What you return should match the entries below exactly, only without the images.

[Data about app and page elements]

********************

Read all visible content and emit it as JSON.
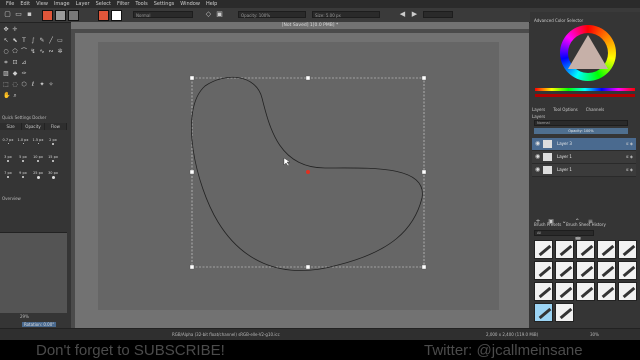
{
  "menubar": [
    "File",
    "Edit",
    "View",
    "Image",
    "Layer",
    "Select",
    "Filter",
    "Tools",
    "Settings",
    "Window",
    "Help"
  ],
  "toolbar": {
    "blend_mode": "Normal",
    "opacity_label": "Opacity: 100%",
    "size_label": "Size: 5.00 px",
    "fg_color": "#e0563a",
    "bg_color": "#ffffff"
  },
  "document": {
    "tab_title": "[Not Saved] 1[0.0 PMB] *",
    "canvas_color": "#666666"
  },
  "quick_settings": {
    "title": "Quick Settings Docker",
    "tabs": [
      "Size",
      "Opacity",
      "Flow"
    ],
    "sizes": [
      "0.7 px",
      "1.0 px",
      "1.5 px",
      "2 px",
      "3 px",
      "5 px",
      "10 px",
      "15 px",
      "7 px",
      "9 px",
      "25 px",
      "30 px"
    ]
  },
  "overview": {
    "title": "Overview",
    "zoom": "29%",
    "rotation": "Rotation: 0.00°"
  },
  "color_selector": {
    "title": "Advanced Color Selector"
  },
  "layers_docker": {
    "tabs": [
      "Layers",
      "Tool Options",
      "Channels"
    ],
    "title": "Layers",
    "blend_mode": "Normal",
    "opacity": "Opacity: 100%",
    "layers": [
      {
        "name": "Layer 3",
        "active": true
      },
      {
        "name": "Layer 1",
        "active": false
      },
      {
        "name": "Layer 1",
        "active": false
      }
    ]
  },
  "brush_presets": {
    "tabs": [
      "Brush Presets",
      "Brush Sheet History"
    ],
    "filter": "All"
  },
  "status": {
    "color_info": "RGB/Alpha (32-bit float/channel)  sRGB-elle-V2-g10.icc",
    "dimensions": "2,000 x 2,400 (119.0 MiB)",
    "zoom": "30%"
  },
  "overlay": {
    "left": "Don't forget to SUBSCRIBE!",
    "right": "Twitter: @jcallmeinsane"
  }
}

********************

**Exercise answer:**
Read all visible content and emit it as JSON.
{
  "menubar": [
    "File",
    "Edit",
    "View",
    "Image",
    "Layer",
    "Select",
    "Filter",
    "Tools",
    "Settings",
    "Window",
    "Help"
  ],
  "toolbar": {
    "blend_mode": "Normal",
    "opacity_label": "Opacity: 100%",
    "size_label": "Size: 5.00 px",
    "fg_color": "#e0563a",
    "bg_color": "#ffffff"
  },
  "document": {
    "tab_title": "[Not Saved] 1[0.0 PMB] *",
    "canvas_color": "#666666"
  },
  "quick_settings": {
    "title": "Quick Settings Docker",
    "tabs": [
      "Size",
      "Opacity",
      "Flow"
    ],
    "sizes": [
      "0.7 px",
      "1.0 px",
      "1.5 px",
      "2 px",
      "3 px",
      "5 px",
      "10 px",
      "15 px",
      "7 px",
      "9 px",
      "25 px",
      "30 px"
    ]
  },
  "overview": {
    "title": "Overview",
    "zoom": "29%",
    "rotation": "Rotation: 0.00°"
  },
  "color_selector": {
    "title": "Advanced Color Selector"
  },
  "layers_docker": {
    "tabs": [
      "Layers",
      "Tool Options",
      "Channels"
    ],
    "title": "Layers",
    "blend_mode": "Normal",
    "opacity": "Opacity: 100%",
    "layers": [
      {
        "name": "Layer 3",
        "active": true
      },
      {
        "name": "Layer 1",
        "active": false
      },
      {
        "name": "Layer 1",
        "active": false
      }
    ]
  },
  "brush_presets": {
    "tabs": [
      "Brush Presets",
      "Brush Sheet History"
    ],
    "filter": "All"
  },
  "status": {
    "color_info": "RGB/Alpha (32-bit float/channel)  sRGB-elle-V2-g10.icc",
    "dimensions": "2,000 x 2,400 (119.0 MiB)",
    "zoom": "30%"
  },
  "overlay": {
    "left": "Don't forget to SUBSCRIBE!",
    "right": "Twitter: @jcallmeinsane"
  }
}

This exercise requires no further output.